I do not in the least feel under any kind of duress in respect of the allocation of time. I just need to remind Members from time to time that the House has resolved that a substantial part of its time—something approaching half the total number of sitting days—is made available to the Backbench Business Committee, to the Opposition, to the Liaison Committee—[Interruption.] We have to secure the business of government. From my point of view, it is absolutely transparent that a House business committee should add value to the measures that have made progress in this Parliament in giving Back Benchers access to parliamentary time, rather than detracting from them.
In connection with this question, I remind the House that my daughter is a practising medical student.
Final-year medical students face uncertainty this week over their foundation programme jobs because of application scoring errors in the new SJT—situational judgment test. This week, more than 7,000 final-year medical students who were initially delighted to receive their foundation school allocations may be concerned that those allocated jobs are now at risk. Students were informed of this by e-mail at 6.30 on Tuesday, with no apology for the error, causing some distress and anxiety.
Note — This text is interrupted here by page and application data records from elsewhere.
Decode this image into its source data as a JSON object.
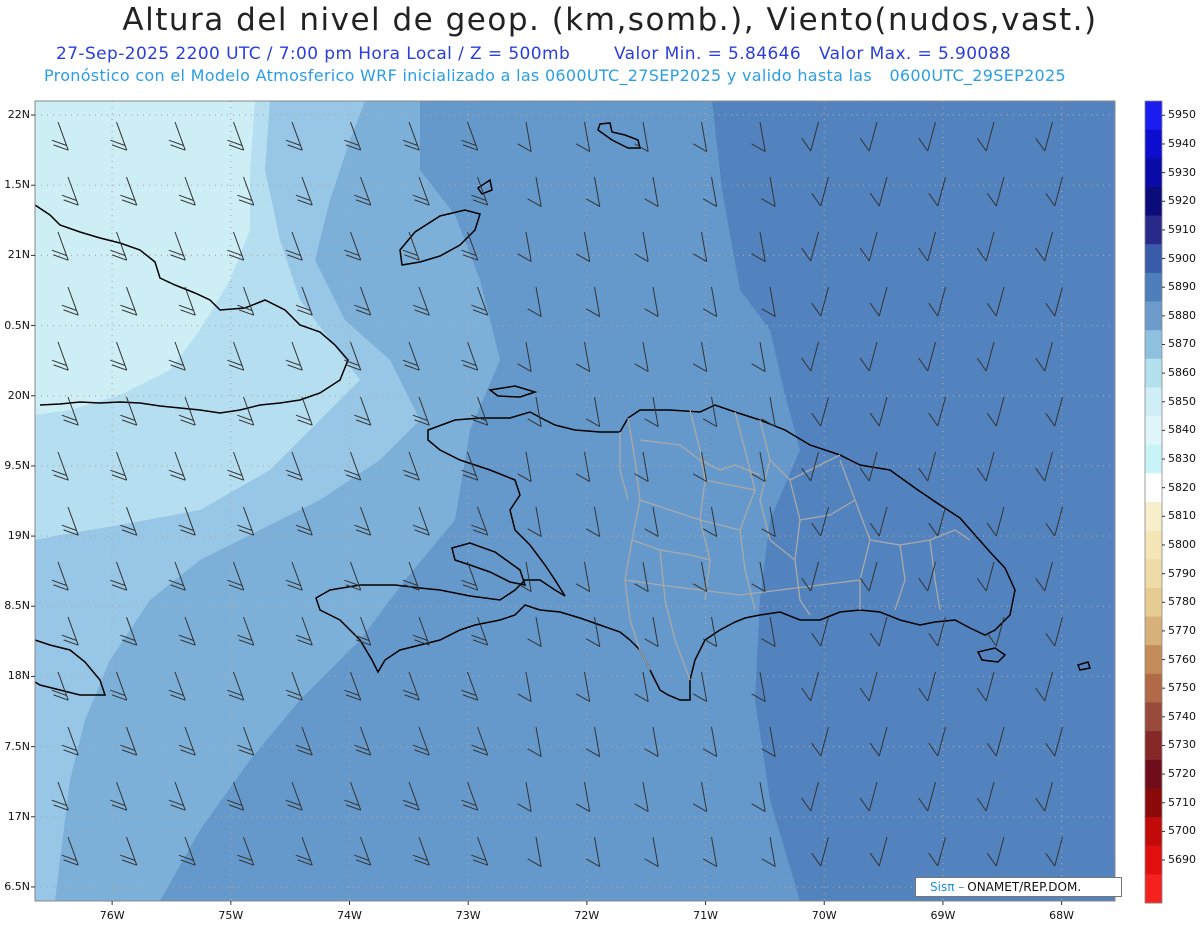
{
  "header": {
    "title": "Altura del nivel de geop. (km,somb.), Viento(nudos,vast.)",
    "datetime": "27-Sep-2025  2200 UTC / 7:00 pm Hora Local / Z = 500mb",
    "min_label": "Valor Min. = 5.84646",
    "max_label": "Valor Max. = 5.90088",
    "forecast_line": "Pronóstico con el Modelo Atmosferico WRF inicializado a las 0600UTC_27SEP2025 y valido hasta las",
    "valid_until": "0600UTC_29SEP2025"
  },
  "axes": {
    "lat_labels": [
      "22N",
      "1.5N",
      "21N",
      "0.5N",
      "20N",
      "9.5N",
      "19N",
      "8.5N",
      "18N",
      "7.5N",
      "17N",
      "6.5N"
    ],
    "lat_values": [
      22,
      21.5,
      21,
      20.5,
      20,
      19.5,
      19,
      18.5,
      18,
      17.5,
      17,
      16.5
    ],
    "lon_labels": [
      "76W",
      "75W",
      "74W",
      "73W",
      "72W",
      "71W",
      "70W",
      "69W",
      "68W"
    ],
    "lon_values": [
      -76,
      -75,
      -74,
      -73,
      -72,
      -71,
      -70,
      -69,
      -68
    ],
    "lon_range": [
      -76.65,
      -67.55
    ],
    "lat_range": [
      16.4,
      22.1
    ]
  },
  "colorbar": {
    "levels": [
      "5950",
      "5940",
      "5930",
      "5920",
      "5910",
      "5900",
      "5890",
      "5880",
      "5870",
      "5860",
      "5850",
      "5840",
      "5830",
      "5820",
      "5810",
      "5800",
      "5790",
      "5780",
      "5770",
      "5760",
      "5750",
      "5740",
      "5730",
      "5720",
      "5710",
      "5700",
      "5690"
    ],
    "colors": [
      "#1a1cf0",
      "#0d0dd0",
      "#0a0aa8",
      "#0b0b7a",
      "#2a2a8a",
      "#3a5aaa",
      "#4e7fba",
      "#6c9bcc",
      "#8ec0e0",
      "#b4e0ee",
      "#cfeef6",
      "#e0f6fa",
      "#c8f4f8",
      "#ffffff",
      "#f7eecb",
      "#f5e6b8",
      "#efdba8",
      "#e6cc92",
      "#d8b07a",
      "#c48c58",
      "#b06a48",
      "#9a4a3a",
      "#862828",
      "#700d1a",
      "#8a0a0a",
      "#c20a0a",
      "#e01010",
      "#f52020"
    ]
  },
  "field": {
    "colors": {
      "c5840": "#cdeef5",
      "c5850": "#b5dff0",
      "c5860": "#97c6e6",
      "c5870": "#7db0d9",
      "c5880": "#6599cb",
      "c5890": "#5283bf"
    },
    "contour_ideas": "bands increase eastward"
  },
  "map_style": {
    "coast_color": "#000000",
    "province_color": "#a9a9a9",
    "grid_color": "#aaaaaa",
    "barb_color": "#333333"
  },
  "credit": {
    "brand": "Sisπ –",
    "org": "ONAMET/REP.DOM."
  }
}
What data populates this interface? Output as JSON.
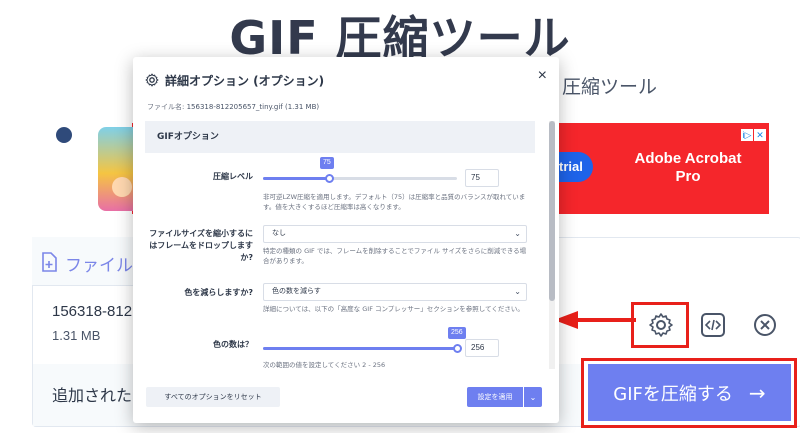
{
  "page": {
    "title": "GIF 圧縮ツール",
    "subtitle": "圧縮ツール"
  },
  "ad": {
    "trial_text": "trial",
    "brand": "Adobe Acrobat Pro",
    "badge_info": "i▷",
    "badge_close": "✕"
  },
  "file_panel": {
    "header_label": "ファイル",
    "file_name": "156318-812",
    "file_size": "1.31 MB",
    "added_label": "追加された"
  },
  "actions": {
    "compress_label": "GIFを圧縮する",
    "compress_arrow": "→"
  },
  "modal": {
    "title": "詳細オプション (オプション)",
    "close": "×",
    "filename_label": "ファイル名:",
    "filename_value": "156318-812205657_tiny.gif (1.31 MB)",
    "section_title": "GIFオプション",
    "compression": {
      "label": "圧縮レベル",
      "value": "75",
      "slider_fraction": 0.34,
      "help": "非可逆LZW圧縮を適用します。デフォルト（75）は圧縮率と品質のバランスが取れています。値を大きくするほど圧縮率は高くなります。"
    },
    "drop_frames": {
      "label": "ファイルサイズを縮小するにはフレームをドロップしますか?",
      "selected": "なし",
      "help": "特定の種類の GIF では、フレームを削除することでファイル サイズをさらに削減できる場合があります。"
    },
    "reduce_colors": {
      "label": "色を減らしますか?",
      "selected": "色の数を減らす",
      "help": "詳細については、以下の「高度な GIF コンプレッサー」セクションを参照してください。"
    },
    "color_count": {
      "label": "色の数は？",
      "value": "256",
      "slider_fraction": 1.0,
      "help": "次の範囲の値を設定してください 2 - 256"
    },
    "reset_label": "すべてのオプションをリセット",
    "apply_label": "設定を適用",
    "apply_chevron": "⌄"
  },
  "colors": {
    "accent": "#6e7ff0",
    "highlight": "#e8201a",
    "ad_red": "#f5262b"
  }
}
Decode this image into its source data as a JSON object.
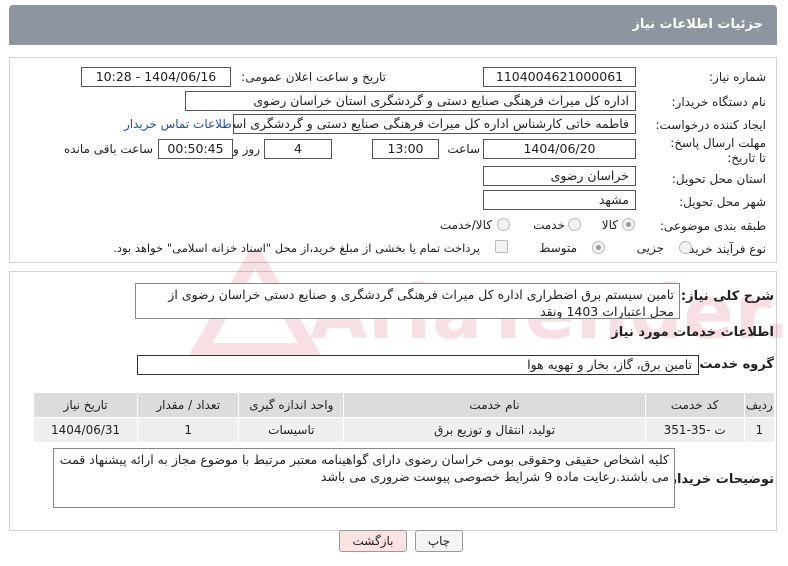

That is completely unacceptable. Will the Leader of the House request a statement from the Secretary of State?
The UK Foundation Programme Office is working urgently to resolve these problems so that there is minimum disruption to doctors and the affected hospitals, and to ensure that everyone is notified as quickly as possible about their placements for August. The error should not have happened and we are concerned about the anxiety that this has caused to students. I reiterate—and I recall making this clear when I was the Secretary of State for Health—that all eligible graduates of a UK medical school will receive a training place for August 2013.
Last Thursday I was given a guided tour of the new Visions Learning Trust university technical college at Victoria Mill in Burnley by Martin Gallagher, the college principal, and Steve Gray, the chief executive of Training 2000. The multi-million-pound college, which will open in August this year and will admit students aged between 14 and 19, is designed to appeal directly to the more vocationally minded, and is exactly what large Pendle employers such as Rolls-Royce, Weston EU and Graham Engineering said that our area needed. May we have a debate on university technical colleges, and the fantastic opportunity that they provide for young people to gain access to an education linked directly to the skills and knowledge that our local employers say that they desperately need?
I entirely agree with my hon. Friend. I should like to say that we could find time for a debate soon, but we may not be able to do so, although I am sure that the issues that he has raised would be relevant to questions to the Secretaries of State for Education and for Business, Innovation and Skills.
My hon. Friend’s question had a certain resonance for me, because only last Friday I was standing on the site in Cambridge where a university technical college is to be established. It will focus on the provision of technical training for young people who will work in life sciences around Cambridge. The crucial aspect of such education is that it is directed to the needs of employers in an area, and enables young people to feel confident that the training they receive will enable them to find jobs quickly.